— Work required —
Wherever a line in the material contains the word "index", copy that line.
[[ Input for this task open ]]
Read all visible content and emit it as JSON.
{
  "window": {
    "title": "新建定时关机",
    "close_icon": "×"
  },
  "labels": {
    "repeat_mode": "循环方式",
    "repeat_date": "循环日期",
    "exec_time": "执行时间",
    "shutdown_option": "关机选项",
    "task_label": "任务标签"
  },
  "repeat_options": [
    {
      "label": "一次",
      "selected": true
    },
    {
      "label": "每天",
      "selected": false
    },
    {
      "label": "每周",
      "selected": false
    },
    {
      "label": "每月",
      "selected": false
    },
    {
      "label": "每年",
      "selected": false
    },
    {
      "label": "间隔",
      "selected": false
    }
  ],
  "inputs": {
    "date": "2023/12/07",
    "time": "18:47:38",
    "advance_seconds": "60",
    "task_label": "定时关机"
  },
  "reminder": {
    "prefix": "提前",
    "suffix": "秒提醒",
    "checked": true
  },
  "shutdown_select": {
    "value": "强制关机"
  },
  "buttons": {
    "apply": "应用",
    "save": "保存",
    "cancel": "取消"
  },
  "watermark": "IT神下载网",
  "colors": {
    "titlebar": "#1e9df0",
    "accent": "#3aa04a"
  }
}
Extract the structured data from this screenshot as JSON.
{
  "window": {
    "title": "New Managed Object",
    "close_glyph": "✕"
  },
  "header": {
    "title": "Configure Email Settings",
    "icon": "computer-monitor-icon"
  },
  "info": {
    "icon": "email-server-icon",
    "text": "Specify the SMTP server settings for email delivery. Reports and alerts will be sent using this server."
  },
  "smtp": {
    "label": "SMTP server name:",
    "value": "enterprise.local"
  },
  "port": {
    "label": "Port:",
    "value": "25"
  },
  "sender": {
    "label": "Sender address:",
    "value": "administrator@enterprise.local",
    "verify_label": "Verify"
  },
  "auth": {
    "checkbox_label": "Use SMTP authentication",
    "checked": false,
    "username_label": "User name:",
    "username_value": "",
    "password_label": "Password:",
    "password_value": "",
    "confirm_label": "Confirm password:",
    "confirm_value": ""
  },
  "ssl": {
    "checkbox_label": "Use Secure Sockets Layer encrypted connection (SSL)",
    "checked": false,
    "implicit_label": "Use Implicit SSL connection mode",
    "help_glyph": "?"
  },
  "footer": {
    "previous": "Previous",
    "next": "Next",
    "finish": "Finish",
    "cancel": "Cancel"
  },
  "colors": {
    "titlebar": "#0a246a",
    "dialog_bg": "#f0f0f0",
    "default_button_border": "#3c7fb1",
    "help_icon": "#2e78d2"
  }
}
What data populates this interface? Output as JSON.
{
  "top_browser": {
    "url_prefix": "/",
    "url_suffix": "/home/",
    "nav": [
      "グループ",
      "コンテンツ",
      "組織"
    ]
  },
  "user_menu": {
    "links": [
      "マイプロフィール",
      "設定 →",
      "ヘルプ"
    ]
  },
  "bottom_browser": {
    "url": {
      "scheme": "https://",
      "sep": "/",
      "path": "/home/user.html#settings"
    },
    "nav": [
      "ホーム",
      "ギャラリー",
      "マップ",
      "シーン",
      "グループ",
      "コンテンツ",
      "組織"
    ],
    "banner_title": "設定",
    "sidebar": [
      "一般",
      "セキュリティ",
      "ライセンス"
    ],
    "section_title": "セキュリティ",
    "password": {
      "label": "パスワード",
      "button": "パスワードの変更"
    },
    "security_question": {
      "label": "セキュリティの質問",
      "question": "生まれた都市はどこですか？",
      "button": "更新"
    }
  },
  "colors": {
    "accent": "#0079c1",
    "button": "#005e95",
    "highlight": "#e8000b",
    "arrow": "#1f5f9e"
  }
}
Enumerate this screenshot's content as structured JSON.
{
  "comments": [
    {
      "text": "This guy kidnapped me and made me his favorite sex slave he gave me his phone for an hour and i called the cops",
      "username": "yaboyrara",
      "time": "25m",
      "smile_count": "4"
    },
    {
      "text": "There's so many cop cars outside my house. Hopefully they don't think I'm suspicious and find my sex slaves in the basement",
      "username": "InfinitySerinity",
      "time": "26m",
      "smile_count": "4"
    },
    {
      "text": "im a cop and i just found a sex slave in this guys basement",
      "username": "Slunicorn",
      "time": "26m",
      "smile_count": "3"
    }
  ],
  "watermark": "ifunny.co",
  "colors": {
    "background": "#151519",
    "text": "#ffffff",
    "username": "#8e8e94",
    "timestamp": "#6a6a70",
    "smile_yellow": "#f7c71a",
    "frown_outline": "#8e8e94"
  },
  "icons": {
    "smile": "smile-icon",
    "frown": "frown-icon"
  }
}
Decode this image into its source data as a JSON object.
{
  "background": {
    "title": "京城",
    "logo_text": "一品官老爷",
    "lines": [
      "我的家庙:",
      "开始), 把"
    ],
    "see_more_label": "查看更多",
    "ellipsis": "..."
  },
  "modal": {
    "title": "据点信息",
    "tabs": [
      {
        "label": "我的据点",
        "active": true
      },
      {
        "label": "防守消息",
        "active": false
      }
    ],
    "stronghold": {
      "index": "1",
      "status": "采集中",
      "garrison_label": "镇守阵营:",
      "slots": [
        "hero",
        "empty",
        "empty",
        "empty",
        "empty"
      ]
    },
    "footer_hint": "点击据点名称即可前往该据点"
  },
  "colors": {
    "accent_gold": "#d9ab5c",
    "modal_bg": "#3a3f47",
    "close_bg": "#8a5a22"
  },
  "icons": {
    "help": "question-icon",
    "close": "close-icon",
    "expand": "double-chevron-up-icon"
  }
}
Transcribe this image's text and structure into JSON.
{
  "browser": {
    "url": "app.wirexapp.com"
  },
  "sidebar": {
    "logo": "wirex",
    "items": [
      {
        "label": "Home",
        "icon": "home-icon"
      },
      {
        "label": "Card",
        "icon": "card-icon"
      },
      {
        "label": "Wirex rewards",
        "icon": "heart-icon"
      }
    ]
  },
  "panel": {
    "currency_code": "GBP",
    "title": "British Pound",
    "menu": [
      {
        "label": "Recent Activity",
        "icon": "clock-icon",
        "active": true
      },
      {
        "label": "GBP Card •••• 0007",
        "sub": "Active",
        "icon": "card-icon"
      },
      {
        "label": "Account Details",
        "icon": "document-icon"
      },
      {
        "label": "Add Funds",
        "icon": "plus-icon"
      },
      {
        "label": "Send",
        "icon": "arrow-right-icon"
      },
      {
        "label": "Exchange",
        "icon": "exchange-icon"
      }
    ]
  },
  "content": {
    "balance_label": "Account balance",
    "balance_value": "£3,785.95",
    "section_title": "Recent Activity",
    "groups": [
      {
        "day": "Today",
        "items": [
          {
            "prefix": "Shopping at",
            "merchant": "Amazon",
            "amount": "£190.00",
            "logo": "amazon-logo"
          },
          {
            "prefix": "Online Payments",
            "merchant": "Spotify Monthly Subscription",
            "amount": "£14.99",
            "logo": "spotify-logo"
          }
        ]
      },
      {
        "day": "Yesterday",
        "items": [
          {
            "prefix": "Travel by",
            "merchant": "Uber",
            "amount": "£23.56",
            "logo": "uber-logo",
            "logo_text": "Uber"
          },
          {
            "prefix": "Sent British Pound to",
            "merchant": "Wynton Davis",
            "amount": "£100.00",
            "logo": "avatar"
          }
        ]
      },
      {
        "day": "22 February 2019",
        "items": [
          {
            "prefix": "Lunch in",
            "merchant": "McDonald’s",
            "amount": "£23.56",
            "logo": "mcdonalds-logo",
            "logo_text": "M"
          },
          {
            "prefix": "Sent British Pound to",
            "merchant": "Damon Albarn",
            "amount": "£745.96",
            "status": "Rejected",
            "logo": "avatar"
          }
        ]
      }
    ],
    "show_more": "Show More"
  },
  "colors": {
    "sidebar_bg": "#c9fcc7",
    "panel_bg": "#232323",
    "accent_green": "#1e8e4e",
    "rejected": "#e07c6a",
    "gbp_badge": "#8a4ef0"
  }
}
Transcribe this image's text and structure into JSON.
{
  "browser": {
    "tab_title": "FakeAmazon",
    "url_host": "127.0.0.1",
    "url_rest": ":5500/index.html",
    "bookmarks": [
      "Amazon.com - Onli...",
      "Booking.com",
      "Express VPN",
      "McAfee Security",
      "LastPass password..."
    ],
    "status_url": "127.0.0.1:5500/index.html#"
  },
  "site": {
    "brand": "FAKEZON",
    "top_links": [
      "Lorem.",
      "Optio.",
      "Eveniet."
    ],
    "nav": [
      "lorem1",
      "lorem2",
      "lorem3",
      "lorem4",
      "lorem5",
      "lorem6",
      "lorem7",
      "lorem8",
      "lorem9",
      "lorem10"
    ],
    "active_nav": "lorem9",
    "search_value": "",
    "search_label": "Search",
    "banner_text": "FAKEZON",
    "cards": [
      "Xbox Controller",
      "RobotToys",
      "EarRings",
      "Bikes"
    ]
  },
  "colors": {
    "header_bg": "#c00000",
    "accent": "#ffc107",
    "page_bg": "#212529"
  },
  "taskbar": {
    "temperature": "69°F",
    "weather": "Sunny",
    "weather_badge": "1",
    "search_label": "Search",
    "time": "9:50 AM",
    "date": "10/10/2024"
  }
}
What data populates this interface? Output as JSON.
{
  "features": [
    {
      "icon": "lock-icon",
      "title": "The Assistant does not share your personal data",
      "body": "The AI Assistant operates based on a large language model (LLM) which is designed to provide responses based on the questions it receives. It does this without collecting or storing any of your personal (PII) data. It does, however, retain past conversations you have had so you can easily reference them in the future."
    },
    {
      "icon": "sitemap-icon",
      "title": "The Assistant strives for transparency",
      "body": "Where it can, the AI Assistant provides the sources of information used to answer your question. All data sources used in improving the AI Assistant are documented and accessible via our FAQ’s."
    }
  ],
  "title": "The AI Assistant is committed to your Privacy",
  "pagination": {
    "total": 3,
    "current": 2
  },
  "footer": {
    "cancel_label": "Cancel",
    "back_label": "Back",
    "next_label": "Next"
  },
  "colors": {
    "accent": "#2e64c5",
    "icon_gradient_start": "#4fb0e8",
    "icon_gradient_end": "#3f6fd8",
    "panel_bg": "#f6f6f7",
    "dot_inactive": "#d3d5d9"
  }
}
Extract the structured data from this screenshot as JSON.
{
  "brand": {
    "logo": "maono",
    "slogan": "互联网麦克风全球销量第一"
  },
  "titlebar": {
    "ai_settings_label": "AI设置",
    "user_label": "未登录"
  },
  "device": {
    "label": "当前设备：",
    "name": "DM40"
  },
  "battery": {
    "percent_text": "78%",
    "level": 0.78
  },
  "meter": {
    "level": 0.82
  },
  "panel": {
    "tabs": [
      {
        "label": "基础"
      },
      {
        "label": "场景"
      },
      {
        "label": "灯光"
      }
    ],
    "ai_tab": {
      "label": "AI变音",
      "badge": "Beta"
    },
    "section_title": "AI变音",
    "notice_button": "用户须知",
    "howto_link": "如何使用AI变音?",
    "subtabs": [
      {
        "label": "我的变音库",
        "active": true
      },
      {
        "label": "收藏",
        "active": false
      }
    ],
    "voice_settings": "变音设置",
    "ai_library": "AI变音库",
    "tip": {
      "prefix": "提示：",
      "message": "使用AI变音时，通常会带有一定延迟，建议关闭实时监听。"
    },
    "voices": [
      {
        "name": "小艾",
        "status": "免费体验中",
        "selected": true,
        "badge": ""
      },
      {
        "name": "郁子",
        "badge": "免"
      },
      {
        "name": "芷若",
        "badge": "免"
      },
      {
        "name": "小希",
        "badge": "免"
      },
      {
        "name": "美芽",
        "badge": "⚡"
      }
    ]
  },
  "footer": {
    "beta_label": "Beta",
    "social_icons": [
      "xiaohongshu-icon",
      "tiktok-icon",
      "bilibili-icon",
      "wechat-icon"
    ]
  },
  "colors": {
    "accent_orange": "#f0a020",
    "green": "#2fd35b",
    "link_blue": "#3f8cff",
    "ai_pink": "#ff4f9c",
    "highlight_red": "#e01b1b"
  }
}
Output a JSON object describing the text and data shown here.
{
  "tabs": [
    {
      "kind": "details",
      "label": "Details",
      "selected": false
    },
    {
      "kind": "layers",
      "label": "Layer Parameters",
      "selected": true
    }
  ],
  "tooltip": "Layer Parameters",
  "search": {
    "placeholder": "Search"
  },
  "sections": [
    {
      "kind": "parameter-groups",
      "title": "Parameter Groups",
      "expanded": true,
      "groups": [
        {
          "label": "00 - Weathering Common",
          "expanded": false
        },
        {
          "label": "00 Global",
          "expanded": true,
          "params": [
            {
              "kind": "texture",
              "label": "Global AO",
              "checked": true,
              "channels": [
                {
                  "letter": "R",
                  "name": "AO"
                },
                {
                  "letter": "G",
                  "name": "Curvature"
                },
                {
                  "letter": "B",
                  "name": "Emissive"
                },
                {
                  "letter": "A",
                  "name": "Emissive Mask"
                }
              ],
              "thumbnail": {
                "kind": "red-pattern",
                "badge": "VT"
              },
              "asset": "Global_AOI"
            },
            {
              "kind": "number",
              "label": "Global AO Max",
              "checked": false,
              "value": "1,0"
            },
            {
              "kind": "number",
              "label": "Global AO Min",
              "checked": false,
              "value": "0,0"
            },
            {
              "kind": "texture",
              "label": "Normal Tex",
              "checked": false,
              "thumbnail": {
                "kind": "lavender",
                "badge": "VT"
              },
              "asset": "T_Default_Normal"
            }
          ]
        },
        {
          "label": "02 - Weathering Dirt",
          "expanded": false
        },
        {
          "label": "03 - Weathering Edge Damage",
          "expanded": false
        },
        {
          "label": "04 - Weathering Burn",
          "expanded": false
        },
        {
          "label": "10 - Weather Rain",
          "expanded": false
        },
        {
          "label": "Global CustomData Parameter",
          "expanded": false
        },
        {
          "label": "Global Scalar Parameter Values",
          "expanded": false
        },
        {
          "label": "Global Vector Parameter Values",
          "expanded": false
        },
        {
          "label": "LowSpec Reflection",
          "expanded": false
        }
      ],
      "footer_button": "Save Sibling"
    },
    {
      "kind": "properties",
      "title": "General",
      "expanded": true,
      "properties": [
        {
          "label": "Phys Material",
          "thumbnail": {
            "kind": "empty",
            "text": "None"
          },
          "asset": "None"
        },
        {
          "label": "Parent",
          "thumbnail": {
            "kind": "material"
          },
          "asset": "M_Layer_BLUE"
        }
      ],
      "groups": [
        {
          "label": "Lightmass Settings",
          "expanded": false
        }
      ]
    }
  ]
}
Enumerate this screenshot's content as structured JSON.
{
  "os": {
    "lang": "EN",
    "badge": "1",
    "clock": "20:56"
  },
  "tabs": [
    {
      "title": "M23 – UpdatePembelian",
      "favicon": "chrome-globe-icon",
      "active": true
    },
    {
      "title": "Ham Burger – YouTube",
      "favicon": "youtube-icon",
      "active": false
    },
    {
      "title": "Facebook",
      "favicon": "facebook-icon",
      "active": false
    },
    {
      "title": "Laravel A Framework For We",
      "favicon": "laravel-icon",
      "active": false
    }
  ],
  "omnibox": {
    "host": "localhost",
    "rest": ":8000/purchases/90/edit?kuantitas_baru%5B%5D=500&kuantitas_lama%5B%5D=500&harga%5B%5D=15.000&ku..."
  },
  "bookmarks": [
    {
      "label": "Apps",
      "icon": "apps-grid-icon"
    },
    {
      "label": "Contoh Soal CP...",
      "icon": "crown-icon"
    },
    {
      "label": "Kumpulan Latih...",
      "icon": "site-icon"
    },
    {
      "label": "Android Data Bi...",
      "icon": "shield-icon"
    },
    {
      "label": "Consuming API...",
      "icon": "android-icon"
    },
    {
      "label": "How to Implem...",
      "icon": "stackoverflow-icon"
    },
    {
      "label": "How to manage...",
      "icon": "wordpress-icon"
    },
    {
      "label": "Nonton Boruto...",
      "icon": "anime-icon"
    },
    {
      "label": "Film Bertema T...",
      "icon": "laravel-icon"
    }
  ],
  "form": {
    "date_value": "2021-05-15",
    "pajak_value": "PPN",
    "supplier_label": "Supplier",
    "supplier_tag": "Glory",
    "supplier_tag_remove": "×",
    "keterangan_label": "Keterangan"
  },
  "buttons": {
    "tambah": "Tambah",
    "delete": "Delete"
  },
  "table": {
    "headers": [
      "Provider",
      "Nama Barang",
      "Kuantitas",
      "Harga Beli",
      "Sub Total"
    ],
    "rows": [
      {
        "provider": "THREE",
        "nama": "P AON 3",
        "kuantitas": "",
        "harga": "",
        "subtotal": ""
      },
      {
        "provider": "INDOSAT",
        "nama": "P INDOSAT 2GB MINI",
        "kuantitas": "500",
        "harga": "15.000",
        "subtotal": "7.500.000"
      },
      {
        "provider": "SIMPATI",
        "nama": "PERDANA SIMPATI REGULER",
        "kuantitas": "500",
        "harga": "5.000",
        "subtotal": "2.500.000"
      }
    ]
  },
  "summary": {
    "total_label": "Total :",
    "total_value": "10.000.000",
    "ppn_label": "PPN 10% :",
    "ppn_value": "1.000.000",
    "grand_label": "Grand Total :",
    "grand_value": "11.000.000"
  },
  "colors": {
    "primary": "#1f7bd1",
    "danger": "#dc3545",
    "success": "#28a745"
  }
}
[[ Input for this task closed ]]
— The answer —
      "index": "1",
    "url_rest": ":5500/index.html",
    "status_url": "127.0.0.1:5500/index.html#"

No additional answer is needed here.